Summer homework: has school become year-round?

Amanda Young

By Amanda Young, ’11, News Section Editor

“I feel like school started in early August,” Lilly Fleischmann, ’11, exclaimed. Her exhaustion is the result of reading three full books, numerous chapters in textbooks, listening to Podcasts, and answering multiple question sets for her classes—during the summer. While some students find the summer work beneficial or refreshing, many others find their summer spoiled.

Although summer work varies on a class by class basis, every student at CCDS is at least required to complete English reading. College Prep students are expected to read two books for over the summer, and Honors and AP English students are required to read three. English Department Chair Patricia Dunn explained, “[It is] too tempting for students to allow their fields to lie fallow. So all we do is prod—and maybe poke—them to keep reading.”

While many students enjoyed this year’s summer reading options, some students found the limited reading choices bothersome. Students at CCDS are generally required to pick two books out of three options for College Prep, Honors, and AP English classes. Honors and AP English students also have to read a mandatory third, over which they have no choice. Ilana Habib, ’11, wished there would “be more choice for what [students] read for English.” Tara Leesar, ’10, commented, “I definitely wouldn’t recommend The Road.” However, Charles Warwick, ’12, generally enjoyed the choices and said, “I am already into school because of the summer work.” While some students complain about the limited reading options, Mrs. Dunn said that it is necessary because “we want the students to enjoy a shared experience.” She added that she rarely hears objections from her students about the choices, but said that “maybe they’re just scared of me.”

A class at CCDS that demands a particularly heavy summer workload is AP U.S. History. According to Upper School history teacher Peter Fossett, the summer homework is designed to “get a jumpstart … and give the students a feeling of what is expected of the AP class.”  Despite the importance of AP U.S. history homework, many students found the work to be excessive. For the 2009-2010 school year, AP U.S. History students were required to read the last six chapters in the class textbook, A People and A Nationl; read 281 pages in A People’s History of the United States; and write a three to four page analytical essay contrasting the two—all over the span of three months. Also, many students filled out the unbelievably long study guides for each chapter of A People and A Nation in order to try to prepare for the summer test on the third day of school. A couple of students also read the recommended summer reading: 1491: New Revelations of America Before Columbus.

“I think the [AP] U.S. [History] homework was a little excessive … If I can get through the same amount of work in three weeks, we can move quicker [during the school year],” Habib stated. What Habib is referring to is the three week AP U.S. History class that she took at Wisconsin Center for Academically Talented Youth over the past summer to prepare for the notorious demands of Fossett’s course.  “We had class for seven hours a day … and had to write one DBQ [Document Based Question] and one standard essay every day,” she said of her intense experience. Lilly Fleischmann, ’11, was also worried about the rigor of the AP U.S. History class and said that she “talked to people that had already taken AP U.S.,” in order to get ready.

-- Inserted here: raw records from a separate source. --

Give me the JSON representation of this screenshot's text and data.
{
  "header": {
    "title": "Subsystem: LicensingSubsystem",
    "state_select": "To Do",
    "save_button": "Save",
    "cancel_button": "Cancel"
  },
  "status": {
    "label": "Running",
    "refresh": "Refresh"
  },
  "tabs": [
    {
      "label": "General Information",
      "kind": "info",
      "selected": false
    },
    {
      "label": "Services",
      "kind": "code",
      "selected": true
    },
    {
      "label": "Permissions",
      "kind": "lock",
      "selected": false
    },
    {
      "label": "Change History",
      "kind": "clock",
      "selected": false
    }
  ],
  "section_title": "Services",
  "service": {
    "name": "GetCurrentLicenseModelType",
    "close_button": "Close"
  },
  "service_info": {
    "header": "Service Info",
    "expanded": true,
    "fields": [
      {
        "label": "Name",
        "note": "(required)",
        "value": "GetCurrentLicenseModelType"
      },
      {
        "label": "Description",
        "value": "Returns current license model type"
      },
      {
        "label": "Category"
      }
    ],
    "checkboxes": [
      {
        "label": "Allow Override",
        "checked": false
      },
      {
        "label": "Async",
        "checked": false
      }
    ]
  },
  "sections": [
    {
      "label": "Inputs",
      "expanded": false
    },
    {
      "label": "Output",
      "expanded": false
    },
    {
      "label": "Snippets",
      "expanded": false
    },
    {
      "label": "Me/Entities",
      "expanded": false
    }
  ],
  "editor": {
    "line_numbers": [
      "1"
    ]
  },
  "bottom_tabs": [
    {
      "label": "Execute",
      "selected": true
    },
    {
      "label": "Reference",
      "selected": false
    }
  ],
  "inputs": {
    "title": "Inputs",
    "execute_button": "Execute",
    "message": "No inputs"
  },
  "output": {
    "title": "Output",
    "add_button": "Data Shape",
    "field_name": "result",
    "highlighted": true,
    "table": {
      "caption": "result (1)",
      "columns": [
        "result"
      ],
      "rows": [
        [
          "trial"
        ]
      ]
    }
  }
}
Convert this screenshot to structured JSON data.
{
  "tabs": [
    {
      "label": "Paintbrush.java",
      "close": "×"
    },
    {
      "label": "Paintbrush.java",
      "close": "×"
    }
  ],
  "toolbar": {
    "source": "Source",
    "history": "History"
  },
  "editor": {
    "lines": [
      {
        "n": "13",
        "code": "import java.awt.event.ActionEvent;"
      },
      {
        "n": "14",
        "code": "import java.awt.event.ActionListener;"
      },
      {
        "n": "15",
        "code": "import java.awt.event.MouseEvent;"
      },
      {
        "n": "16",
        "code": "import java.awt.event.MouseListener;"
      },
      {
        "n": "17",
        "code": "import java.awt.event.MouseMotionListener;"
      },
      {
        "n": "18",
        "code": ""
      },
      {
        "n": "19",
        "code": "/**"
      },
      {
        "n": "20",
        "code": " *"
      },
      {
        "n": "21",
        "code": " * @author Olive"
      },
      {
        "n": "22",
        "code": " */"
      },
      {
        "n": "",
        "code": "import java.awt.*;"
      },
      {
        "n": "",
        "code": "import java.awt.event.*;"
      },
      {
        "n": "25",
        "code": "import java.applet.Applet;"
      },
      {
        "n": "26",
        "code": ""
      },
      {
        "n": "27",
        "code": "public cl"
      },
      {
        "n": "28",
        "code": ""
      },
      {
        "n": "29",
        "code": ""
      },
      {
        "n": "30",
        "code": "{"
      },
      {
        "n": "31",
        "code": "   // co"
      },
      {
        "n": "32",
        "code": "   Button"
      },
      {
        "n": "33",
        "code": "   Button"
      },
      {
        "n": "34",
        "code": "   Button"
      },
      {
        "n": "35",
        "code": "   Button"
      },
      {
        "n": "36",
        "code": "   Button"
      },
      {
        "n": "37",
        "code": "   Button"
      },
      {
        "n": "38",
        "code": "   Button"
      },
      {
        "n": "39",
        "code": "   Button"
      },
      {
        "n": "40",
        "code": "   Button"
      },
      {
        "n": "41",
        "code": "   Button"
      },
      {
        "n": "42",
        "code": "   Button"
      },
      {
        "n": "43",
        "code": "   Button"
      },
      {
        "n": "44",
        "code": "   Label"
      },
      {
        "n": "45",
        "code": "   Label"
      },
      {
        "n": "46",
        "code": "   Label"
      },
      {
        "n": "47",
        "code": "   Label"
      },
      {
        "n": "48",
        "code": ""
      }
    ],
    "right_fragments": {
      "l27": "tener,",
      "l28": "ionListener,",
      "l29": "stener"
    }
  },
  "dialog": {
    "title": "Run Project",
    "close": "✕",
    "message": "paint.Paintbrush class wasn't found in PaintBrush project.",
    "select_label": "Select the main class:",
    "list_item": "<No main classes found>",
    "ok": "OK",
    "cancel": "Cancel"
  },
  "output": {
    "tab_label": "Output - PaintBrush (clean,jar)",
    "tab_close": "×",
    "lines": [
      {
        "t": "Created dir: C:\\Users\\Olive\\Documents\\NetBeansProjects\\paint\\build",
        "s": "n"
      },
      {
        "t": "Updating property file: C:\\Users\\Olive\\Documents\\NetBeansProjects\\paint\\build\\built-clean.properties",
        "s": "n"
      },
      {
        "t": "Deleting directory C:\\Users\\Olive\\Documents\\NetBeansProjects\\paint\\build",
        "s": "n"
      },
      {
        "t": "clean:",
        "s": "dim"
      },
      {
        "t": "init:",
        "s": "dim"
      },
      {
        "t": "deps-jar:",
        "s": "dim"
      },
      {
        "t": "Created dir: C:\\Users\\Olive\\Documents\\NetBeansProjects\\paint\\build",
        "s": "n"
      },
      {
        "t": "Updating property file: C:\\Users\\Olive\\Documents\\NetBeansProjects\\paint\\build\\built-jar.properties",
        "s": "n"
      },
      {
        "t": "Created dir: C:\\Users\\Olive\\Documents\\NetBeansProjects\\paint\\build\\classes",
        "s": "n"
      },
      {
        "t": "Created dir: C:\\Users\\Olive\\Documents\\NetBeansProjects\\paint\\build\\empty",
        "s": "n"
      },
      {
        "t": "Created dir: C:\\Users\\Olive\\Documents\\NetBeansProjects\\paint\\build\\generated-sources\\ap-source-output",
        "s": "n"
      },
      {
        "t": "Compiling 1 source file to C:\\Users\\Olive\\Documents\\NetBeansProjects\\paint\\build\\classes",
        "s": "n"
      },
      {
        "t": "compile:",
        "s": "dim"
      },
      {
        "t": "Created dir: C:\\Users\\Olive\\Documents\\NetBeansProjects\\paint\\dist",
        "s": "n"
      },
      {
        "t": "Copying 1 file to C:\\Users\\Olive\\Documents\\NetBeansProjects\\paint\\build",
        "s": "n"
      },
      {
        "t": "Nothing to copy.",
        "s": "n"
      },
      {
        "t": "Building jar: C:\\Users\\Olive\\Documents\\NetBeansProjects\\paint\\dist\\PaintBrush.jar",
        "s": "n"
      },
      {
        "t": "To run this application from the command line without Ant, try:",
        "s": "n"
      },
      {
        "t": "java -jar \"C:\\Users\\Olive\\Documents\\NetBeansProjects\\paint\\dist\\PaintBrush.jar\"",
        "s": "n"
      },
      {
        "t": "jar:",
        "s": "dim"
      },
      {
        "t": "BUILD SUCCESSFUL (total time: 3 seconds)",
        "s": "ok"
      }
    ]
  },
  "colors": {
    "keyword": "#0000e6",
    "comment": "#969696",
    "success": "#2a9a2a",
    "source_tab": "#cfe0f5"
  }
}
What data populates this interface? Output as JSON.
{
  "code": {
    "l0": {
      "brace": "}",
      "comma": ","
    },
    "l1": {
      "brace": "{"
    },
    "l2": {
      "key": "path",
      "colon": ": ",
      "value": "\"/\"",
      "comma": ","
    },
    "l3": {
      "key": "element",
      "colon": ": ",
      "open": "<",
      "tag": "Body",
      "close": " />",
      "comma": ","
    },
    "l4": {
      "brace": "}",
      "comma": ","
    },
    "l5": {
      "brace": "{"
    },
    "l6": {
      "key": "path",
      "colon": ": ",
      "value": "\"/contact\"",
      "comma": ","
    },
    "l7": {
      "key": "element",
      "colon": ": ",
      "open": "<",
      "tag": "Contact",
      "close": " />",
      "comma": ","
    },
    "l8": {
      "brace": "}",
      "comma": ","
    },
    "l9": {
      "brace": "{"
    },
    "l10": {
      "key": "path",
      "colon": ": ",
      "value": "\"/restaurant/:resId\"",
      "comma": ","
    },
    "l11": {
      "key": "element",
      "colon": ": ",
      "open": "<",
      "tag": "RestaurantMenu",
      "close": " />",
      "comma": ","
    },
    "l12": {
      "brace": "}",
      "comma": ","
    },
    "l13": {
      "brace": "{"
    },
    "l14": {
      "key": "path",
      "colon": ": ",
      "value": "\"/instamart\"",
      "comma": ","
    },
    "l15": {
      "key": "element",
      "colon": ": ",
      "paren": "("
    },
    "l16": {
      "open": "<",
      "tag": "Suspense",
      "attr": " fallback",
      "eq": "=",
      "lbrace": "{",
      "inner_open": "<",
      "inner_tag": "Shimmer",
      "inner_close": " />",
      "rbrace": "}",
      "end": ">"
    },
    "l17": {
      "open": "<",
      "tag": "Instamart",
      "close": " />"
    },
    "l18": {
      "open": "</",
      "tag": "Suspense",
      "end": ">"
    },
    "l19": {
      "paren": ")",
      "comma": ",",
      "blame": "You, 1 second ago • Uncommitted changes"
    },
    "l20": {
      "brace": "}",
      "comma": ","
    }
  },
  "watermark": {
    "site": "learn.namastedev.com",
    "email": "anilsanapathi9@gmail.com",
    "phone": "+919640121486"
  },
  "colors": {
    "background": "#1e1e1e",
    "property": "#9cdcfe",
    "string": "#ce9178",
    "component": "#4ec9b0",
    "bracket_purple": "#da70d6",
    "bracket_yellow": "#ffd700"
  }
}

Habib suggested that it “would have been better to cover Columbus by ourselves [over the summer].” However, during his first two years of teaching AP U.S. History, Fossett required the “first few chapters of the colonial period” as summer homework. However, he found that it “didn’t gain time,” due to him having to re-teach much of the fundamental material.  Fossett credited this to the fact that “it was more boring for the students because the [colonial] period is so far away from their life experiences.” As a result, after his first years teaching the class, he started assigning the last chapters of the textbook.

Another element of summer homework that many students dreaded was the lengthy summer calculus packet required to take AP Calculus AB and BC. “Too much calculus!” Leesar exclaimed of the required packet. However, Leesar found that she had more summer homework at her old school, Ursuline Academy, because while she had less math work, she had work for all her classes, not just AP ones.

Requiring work for all classes or honors as well as AP classes is typical at other local high schools. At Walnut Hills High School, students are required to complete summer homework for all AA classes, the equivalent of honors at CCDS, as well as AP classes. The summer reading at Walnut Hills varies by class with students in regular classes reading as little as one book, while AP English Language or Literature students have to read two or more on top of watching movies and writing multiple essays. However, less homework is given for classes that are emphasized at CCDS like the AP U.S. History work and AP Calculus packet.

In contrast, at nearby Indian Hill High School, summer homework is required for most AP classes; however, there is less for each class than is expected at Walnut Hills or for many of the AP classes at CCDS. Also, all students are required to read books for English over the summer with the assigned amounts being one book for regular English, two books for Honors, and three books for AP. Interestingly enough, one of the few classes with no summer work assigned is AP U.S. History, for which a large amount of summer homework is assigned at CCDS.

While summer work varies from school to school, almost all students are touched by the growing summer homework trend, including those at CCDS. Summer break was once allotted so children could help their parents plant and harvest. But now that it is no longer common for a family to own a farm, schools in the U.S.A. are using the wasted time for summer homework.

Header illustration by Kaitlyn Morgan.